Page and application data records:
———

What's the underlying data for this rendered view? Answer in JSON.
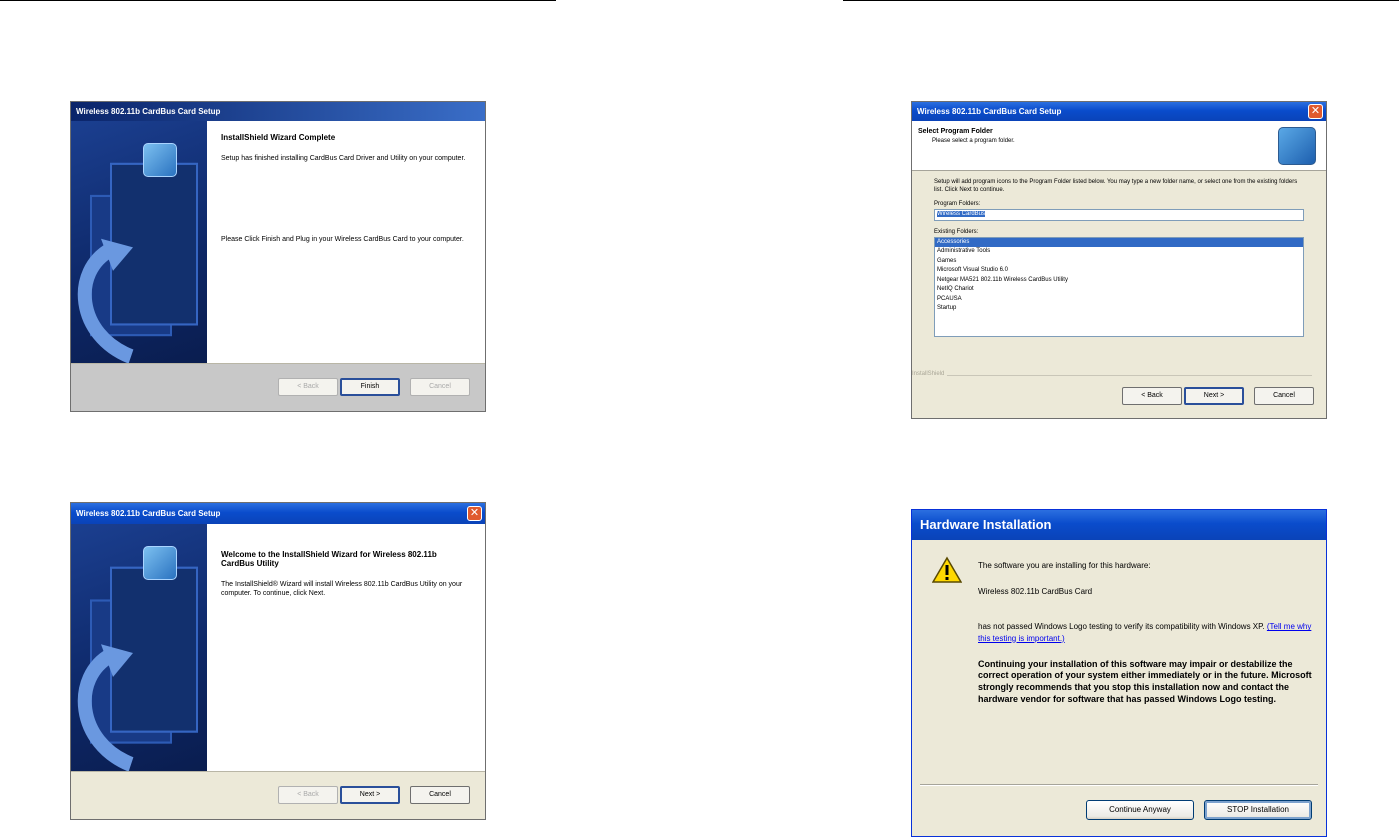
{
  "dialogs": {
    "wizard_complete": {
      "title": "Wireless 802.11b CardBus Card Setup",
      "heading": "InstallShield Wizard Complete",
      "paragraph1": "Setup has finished installing CardBus Card Driver and Utility on your computer.",
      "paragraph2": "Please Click Finish and Plug in your Wireless CardBus Card to your computer.",
      "buttons": {
        "back": "< Back",
        "finish": "Finish",
        "cancel": "Cancel"
      }
    },
    "welcome": {
      "title": "Wireless 802.11b CardBus Card Setup",
      "heading": "Welcome to the InstallShield Wizard for Wireless 802.11b CardBus Utility",
      "paragraph": "The InstallShield® Wizard will install Wireless 802.11b CardBus Utility on your computer. To continue, click Next.",
      "buttons": {
        "back": "< Back",
        "next": "Next >",
        "cancel": "Cancel"
      }
    },
    "program_folder": {
      "title": "Wireless 802.11b CardBus Card Setup",
      "heading": "Select Program Folder",
      "subheading": "Please select a program folder.",
      "description": "Setup will add program icons to the Program Folder listed below. You may type a new folder name, or select one from the existing folders list. Click Next to continue.",
      "program_folders_label": "Program Folders:",
      "program_folder_value": "Wireless CardBus",
      "existing_folders_label": "Existing Folders:",
      "existing_folders": [
        "Accessories",
        "Administrative Tools",
        "Games",
        "Microsoft Visual Studio 6.0",
        "Netgear MA521 802.11b Wireless CardBus Utility",
        "NetIQ Chariot",
        "PCAUSA",
        "Startup"
      ],
      "installshield_label": "InstallShield",
      "buttons": {
        "back": "< Back",
        "next": "Next >",
        "cancel": "Cancel"
      }
    },
    "hardware_installation": {
      "title": "Hardware Installation",
      "line1": "The software you are installing for this hardware:",
      "device": "Wireless 802.11b CardBus Card",
      "line2": "has not passed Windows Logo testing to verify its compatibility with Windows XP.",
      "link": "(Tell me why this testing is important.)",
      "warning": "Continuing your installation of this software may impair or destabilize the correct operation of your system either immediately or in the future. Microsoft strongly recommends that you stop this installation now and contact the hardware vendor for software that has passed Windows Logo testing.",
      "buttons": {
        "continue": "Continue Anyway",
        "stop": "STOP Installation"
      }
    }
  },
  "colors": {
    "xp_title_blue": "#0a4ccc",
    "selection_blue": "#316ac5",
    "dialog_face": "#ece9d8",
    "banner_navy": "#0d2766"
  }
}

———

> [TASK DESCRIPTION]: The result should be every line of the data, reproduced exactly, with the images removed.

> [WRITTEN RESPONSE]:
What's the underlying data for this rendered view? Answer in JSON.
{
  "dialogs": {
    "wizard_complete": {
      "title": "Wireless 802.11b CardBus Card Setup",
      "heading": "InstallShield Wizard Complete",
      "paragraph1": "Setup has finished installing CardBus Card Driver and Utility on your computer.",
      "paragraph2": "Please Click Finish and Plug in your Wireless CardBus Card to your computer.",
      "buttons": {
        "back": "< Back",
        "finish": "Finish",
        "cancel": "Cancel"
      }
    },
    "welcome": {
      "title": "Wireless 802.11b CardBus Card Setup",
      "heading": "Welcome to the InstallShield Wizard for Wireless 802.11b CardBus Utility",
      "paragraph": "The InstallShield® Wizard will install Wireless 802.11b CardBus Utility on your computer. To continue, click Next.",
      "buttons": {
        "back": "< Back",
        "next": "Next >",
        "cancel": "Cancel"
      }
    },
    "program_folder": {
      "title": "Wireless 802.11b CardBus Card Setup",
      "heading": "Select Program Folder",
      "subheading": "Please select a program folder.",
      "description": "Setup will add program icons to the Program Folder listed below. You may type a new folder name, or select one from the existing folders list. Click Next to continue.",
      "program_folders_label": "Program Folders:",
      "program_folder_value": "Wireless CardBus",
      "existing_folders_label": "Existing Folders:",
      "existing_folders": [
        "Accessories",
        "Administrative Tools",
        "Games",
        "Microsoft Visual Studio 6.0",
        "Netgear MA521 802.11b Wireless CardBus Utility",
        "NetIQ Chariot",
        "PCAUSA",
        "Startup"
      ],
      "installshield_label": "InstallShield",
      "buttons": {
        "back": "< Back",
        "next": "Next >",
        "cancel": "Cancel"
      }
    },
    "hardware_installation": {
      "title": "Hardware Installation",
      "line1": "The software you are installing for this hardware:",
      "device": "Wireless 802.11b CardBus Card",
      "line2": "has not passed Windows Logo testing to verify its compatibility with Windows XP.",
      "link": "(Tell me why this testing is important.)",
      "warning": "Continuing your installation of this software may impair or destabilize the correct operation of your system either immediately or in the future. Microsoft strongly recommends that you stop this installation now and contact the hardware vendor for software that has passed Windows Logo testing.",
      "buttons": {
        "continue": "Continue Anyway",
        "stop": "STOP Installation"
      }
    }
  },
  "colors": {
    "xp_title_blue": "#0a4ccc",
    "selection_blue": "#316ac5",
    "dialog_face": "#ece9d8",
    "banner_navy": "#0d2766"
  }
}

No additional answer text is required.